This suggests a much wider range of application than just "monstrous wickedness." Let's have a look at some of these applications..."
The MW entry goes on for a full two pages to discuss the varied usages of this word, then states:
"The reasons for stigmatizing the size sense of enormity are not known. It was simply characterized without explanation by Henry Bradley, editor of the E volume of the OED (1893), in these words: 'this use is now regarded as incorrect.' The sense was labeled obsolete or rare in Webster 1909, but the labels were removed in Webster's Second, leaving the sense unstigmatized."
The MW editors then offer commentary from two sources:
"...I think the time has come to abandon the ramparts on 'enormity's' connotation of wickedness." William Safire, New York Times, 8 Mar. 1981
"Conservatives hold that enormity means only 'extreme badness,' never 'enormous size.' We feel that this rule is obsolete and that it is acceptable to use the word in either sense, or in both at once." Reader's Digest, 1983.
"We agree with these two commenters. We have seen that there is no basis for the 'rule' at all. We suggest that you follow the writers rather than the critics: writers use enormity with a richness and subtlety that the critics have failed to take account of. The stigmatized sense is entirely standard and has been for more than a century and a half."
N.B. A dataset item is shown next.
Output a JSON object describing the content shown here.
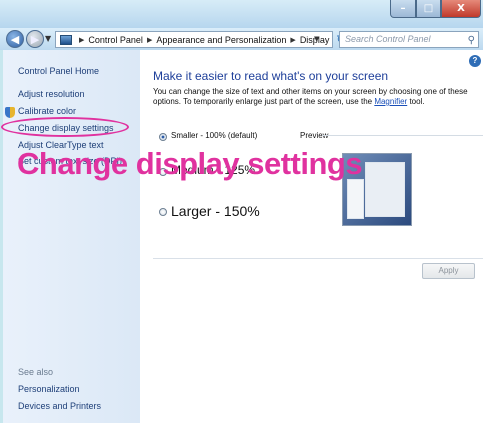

I enjoy the MW editors because they have a healthy disrespect for critics who hold to old standards while new usages pass them by. One of the joys of language is that it constantly shifts and evolves (and sometimes goes backwards, but that's a whole different post). In this instance, I agree with the MW editors: enormity in the sense of size is a maligned but perfectly acceptable usage.